Humbled and yet maddened by the thought, in every new presentment of
it, however faint, she pressed her teeth upon her quivering lip to
force composure on it, and distantly inclined her head in reply.
'This interest, Madam - so touching an evidence of everything
associated with Mr Dombey being dear to you - induces me to pause
before I make him acquainted with these circumstances, which, as yet,
he does not know. It so shakes me, if I may make the confession, in my
allegiance, that on the intimation of the least desire to that effect
from you, I would suppress them.'
Edith raised her head quickly, and starting back, bent her dark
glance upon him. He met it with his blandest and most deferential
smile, and went on.
'You say that as I describe them, they are perverted. I fear not -
I fear not: but let us assume that they are. The uneasiness I have for
some time felt on the subject, arises in this: that the mere
circumstance of such association often repeated, on the part of Miss
Florence, however innocently and confidingly, would be conclusive with
Mr Dombey, already predisposed against her, and would lead him to take
some step (I know he has occasionally contemplated it) of separation
and alienation of her from his home. Madam, bear with me, and remember
my intercourse with Mr Dombey, and my knowledge of him, and my
reverence for him, almost from childhood, when I say that if he has a
fault, it is a lofty stubbornness, rooted in that noble pride and
sense of power which belong to him, and which we must all defer to;
which is not assailable like the obstinacy of other characters; and
which grows upon itself from day to day, and year to year.
She bent her glance upon him still; but, look as steadfast as she
would, her haughty nostrils dilated, and her breath came somewhat
deeper, and her lip would slightly curl, as he described that in his
patron to which they must all bow down. He saw it; and though his
expression did not change, she knew he saw it.
'Even so slight an incident as last night's,' he said, 'if I might
refer to it once more, would serve to illustrate my meaning, better
than a greater one. Dombey and Son know neither time, nor place, nor
season, but bear them all down. But I rejoice in its occurrence, for
it has opened the way for me to approach Mrs Dombey with this subject
to-day, even if it has entailed upon me the penalty of her temporary
displeasure. Madam, in the midst of my uneasiness and apprehension on

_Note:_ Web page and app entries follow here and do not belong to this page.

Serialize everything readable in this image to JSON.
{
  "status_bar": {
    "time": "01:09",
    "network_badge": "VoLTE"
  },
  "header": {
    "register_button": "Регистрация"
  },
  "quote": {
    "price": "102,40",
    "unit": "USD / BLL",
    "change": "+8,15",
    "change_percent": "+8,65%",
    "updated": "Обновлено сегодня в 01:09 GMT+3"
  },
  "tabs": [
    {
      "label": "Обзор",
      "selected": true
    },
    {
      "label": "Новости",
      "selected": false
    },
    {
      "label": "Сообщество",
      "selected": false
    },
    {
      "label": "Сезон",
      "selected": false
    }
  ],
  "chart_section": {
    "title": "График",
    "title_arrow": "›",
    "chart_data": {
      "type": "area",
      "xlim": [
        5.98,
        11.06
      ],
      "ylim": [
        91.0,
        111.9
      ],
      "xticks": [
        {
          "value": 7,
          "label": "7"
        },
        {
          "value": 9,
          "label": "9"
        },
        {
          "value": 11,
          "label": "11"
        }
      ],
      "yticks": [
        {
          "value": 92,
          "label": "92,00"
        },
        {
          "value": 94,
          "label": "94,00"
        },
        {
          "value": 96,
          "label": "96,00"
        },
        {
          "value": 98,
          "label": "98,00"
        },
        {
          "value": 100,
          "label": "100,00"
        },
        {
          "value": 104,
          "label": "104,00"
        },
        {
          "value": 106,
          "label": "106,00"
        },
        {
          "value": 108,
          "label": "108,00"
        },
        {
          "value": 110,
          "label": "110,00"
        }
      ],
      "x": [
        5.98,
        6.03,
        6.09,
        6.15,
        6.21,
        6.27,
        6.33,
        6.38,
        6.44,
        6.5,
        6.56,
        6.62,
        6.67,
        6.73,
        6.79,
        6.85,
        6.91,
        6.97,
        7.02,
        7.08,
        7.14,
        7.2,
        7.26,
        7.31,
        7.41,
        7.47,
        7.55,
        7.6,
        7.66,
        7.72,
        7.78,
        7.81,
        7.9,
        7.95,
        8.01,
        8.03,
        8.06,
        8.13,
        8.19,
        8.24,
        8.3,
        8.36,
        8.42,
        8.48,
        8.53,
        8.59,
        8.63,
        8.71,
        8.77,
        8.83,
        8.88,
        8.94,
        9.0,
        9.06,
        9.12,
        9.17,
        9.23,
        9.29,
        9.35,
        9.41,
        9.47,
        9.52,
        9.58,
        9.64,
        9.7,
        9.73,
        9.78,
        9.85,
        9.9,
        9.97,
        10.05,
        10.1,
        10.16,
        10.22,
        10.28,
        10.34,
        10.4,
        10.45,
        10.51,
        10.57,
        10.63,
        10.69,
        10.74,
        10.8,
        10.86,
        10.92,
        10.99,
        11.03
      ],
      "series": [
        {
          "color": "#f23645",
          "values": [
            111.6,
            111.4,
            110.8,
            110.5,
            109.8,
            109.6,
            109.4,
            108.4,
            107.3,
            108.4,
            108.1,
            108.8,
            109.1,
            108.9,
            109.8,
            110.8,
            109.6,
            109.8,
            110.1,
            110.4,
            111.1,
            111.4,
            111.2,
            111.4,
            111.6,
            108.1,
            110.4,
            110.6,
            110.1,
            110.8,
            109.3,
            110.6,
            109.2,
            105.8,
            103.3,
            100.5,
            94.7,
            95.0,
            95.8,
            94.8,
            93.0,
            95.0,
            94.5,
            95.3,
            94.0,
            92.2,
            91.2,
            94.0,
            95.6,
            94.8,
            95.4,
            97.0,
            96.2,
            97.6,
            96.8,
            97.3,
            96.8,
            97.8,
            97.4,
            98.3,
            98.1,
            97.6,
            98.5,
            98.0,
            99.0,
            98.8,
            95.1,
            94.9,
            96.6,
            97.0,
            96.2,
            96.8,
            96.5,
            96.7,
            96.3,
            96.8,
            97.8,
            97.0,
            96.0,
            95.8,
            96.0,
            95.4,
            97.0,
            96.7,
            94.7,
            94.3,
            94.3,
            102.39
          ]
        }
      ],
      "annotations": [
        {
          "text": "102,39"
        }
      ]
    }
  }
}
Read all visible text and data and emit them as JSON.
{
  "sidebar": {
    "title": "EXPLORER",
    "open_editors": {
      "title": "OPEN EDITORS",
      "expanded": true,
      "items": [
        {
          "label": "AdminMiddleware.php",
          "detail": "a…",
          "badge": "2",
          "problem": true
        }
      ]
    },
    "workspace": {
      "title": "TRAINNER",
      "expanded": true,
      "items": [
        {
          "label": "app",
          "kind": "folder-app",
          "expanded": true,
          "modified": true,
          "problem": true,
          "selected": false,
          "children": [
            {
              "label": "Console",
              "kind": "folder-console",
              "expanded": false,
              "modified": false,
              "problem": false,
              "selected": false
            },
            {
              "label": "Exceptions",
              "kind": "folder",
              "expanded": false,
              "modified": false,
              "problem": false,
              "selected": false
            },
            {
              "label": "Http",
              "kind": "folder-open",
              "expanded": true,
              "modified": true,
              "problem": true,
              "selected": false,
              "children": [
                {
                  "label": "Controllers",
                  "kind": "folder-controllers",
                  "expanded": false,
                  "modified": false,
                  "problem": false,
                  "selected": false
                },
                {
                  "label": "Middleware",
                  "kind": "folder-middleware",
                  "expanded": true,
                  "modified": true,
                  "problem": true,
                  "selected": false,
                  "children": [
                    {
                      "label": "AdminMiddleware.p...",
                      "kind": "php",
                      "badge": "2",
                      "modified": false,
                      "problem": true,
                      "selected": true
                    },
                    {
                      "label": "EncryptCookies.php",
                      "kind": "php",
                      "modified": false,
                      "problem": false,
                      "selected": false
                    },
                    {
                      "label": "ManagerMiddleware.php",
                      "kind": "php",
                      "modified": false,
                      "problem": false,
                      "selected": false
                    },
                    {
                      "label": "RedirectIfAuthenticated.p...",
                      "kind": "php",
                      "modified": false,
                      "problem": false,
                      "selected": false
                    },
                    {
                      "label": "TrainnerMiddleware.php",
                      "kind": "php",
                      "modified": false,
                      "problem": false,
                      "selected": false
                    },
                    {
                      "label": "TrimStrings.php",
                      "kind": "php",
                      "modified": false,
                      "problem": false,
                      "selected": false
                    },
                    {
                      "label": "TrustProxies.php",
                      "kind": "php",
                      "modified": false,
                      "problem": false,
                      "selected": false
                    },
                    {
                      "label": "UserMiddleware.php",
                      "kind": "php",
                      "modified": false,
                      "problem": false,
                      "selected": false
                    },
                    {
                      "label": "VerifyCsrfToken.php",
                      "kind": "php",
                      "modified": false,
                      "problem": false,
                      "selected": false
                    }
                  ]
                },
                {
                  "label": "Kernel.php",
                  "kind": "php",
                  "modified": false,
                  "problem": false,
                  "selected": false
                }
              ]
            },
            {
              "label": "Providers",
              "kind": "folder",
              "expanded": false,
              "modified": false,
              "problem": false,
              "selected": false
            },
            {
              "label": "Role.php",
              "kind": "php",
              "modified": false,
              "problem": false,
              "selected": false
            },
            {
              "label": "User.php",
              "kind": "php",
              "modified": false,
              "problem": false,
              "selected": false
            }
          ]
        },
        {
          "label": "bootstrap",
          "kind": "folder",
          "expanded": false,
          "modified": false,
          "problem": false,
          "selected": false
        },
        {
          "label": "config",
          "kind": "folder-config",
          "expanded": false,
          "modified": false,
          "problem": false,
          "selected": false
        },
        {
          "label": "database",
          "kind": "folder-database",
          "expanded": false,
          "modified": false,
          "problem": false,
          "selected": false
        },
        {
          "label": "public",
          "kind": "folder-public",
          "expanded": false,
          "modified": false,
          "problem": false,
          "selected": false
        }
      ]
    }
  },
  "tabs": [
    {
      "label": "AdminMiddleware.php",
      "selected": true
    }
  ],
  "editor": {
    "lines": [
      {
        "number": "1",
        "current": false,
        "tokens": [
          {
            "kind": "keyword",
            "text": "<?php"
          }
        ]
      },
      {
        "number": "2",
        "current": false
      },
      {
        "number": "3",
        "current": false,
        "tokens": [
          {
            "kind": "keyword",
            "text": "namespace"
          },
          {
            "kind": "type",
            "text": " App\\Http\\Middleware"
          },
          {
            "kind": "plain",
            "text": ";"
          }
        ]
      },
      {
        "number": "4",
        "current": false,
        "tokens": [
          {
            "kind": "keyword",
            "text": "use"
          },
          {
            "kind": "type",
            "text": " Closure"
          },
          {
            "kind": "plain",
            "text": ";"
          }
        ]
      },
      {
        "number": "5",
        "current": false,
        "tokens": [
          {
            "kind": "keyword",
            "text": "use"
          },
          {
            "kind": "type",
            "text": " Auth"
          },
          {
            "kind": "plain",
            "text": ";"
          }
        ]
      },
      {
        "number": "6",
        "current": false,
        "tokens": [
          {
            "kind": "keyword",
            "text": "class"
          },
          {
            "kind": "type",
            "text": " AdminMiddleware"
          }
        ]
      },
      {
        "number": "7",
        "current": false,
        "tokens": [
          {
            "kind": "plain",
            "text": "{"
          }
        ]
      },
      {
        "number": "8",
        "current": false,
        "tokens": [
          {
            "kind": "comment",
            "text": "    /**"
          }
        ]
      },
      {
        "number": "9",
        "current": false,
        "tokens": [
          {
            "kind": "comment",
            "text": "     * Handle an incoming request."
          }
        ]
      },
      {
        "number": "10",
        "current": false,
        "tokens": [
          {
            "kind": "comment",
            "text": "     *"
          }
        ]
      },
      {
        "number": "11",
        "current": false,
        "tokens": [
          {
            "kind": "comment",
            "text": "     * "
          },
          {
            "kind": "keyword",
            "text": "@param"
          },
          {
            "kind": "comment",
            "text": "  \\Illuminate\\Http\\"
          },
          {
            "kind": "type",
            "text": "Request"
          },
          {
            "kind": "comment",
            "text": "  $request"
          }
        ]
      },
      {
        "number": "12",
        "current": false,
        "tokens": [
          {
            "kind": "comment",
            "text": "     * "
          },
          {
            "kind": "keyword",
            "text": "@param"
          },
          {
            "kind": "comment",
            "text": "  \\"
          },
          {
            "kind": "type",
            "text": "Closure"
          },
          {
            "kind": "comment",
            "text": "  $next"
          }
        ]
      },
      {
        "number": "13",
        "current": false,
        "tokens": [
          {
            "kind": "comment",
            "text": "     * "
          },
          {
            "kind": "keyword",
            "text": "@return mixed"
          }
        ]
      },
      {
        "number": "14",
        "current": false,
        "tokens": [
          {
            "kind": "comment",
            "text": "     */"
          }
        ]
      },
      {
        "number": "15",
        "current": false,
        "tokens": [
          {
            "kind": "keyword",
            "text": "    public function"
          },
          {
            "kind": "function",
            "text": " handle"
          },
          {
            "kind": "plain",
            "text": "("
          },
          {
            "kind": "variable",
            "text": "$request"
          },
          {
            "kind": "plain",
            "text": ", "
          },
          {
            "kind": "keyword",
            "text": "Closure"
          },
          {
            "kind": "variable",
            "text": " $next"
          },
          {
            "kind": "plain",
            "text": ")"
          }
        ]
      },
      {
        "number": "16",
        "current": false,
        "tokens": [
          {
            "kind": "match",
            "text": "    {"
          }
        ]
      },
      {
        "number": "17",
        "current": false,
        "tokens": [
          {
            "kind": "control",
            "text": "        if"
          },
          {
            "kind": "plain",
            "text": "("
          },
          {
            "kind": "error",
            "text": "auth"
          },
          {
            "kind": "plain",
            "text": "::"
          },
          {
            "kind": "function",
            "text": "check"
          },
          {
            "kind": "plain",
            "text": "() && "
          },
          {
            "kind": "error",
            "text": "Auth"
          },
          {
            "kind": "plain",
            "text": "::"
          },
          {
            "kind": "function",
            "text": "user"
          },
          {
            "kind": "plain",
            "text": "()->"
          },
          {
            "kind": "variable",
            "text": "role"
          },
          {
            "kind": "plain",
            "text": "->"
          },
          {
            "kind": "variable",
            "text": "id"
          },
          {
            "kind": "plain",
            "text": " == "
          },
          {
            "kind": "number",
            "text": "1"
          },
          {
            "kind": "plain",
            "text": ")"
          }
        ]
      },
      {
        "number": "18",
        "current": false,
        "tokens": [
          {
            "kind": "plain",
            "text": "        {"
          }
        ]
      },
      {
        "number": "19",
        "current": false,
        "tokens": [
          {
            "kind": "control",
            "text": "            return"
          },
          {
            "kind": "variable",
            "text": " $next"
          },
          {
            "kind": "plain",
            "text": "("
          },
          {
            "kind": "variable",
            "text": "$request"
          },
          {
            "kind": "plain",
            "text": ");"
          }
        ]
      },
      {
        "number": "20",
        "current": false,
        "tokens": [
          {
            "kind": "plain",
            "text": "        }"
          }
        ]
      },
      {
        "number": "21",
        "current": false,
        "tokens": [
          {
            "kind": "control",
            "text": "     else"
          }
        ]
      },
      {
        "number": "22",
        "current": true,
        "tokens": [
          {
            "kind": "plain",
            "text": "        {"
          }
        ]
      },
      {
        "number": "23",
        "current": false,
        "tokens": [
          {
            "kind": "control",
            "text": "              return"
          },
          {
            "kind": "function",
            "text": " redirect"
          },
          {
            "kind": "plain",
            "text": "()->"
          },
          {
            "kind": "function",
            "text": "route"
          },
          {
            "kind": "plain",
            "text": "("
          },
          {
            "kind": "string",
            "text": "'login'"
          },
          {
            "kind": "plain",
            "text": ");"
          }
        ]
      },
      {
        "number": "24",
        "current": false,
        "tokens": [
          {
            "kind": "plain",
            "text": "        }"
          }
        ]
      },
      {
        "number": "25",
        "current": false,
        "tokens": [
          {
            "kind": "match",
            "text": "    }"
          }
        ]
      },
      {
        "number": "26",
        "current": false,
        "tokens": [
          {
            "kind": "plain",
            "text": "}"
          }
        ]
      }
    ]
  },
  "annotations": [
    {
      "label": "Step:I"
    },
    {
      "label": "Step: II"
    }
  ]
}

this subject, I was summoned by Mr Dombey to Leamington. There I saw
you. There I could not help knowing what relation you would shortly
occupy towards him - to his enduring happiness and yours. There I
resolved to await the time of your establishment at home here, and to
do as I have now done. I have, at heart, no fear that I shall be
wanting in my duty to Mr Dombey, if I bury what I know in your breast;
for where there is but one heart and mind between two persons - as in
such a marriage - one almost represents the other. I can acquit my
conscience therefore, almost equally, by confidence, on such a theme,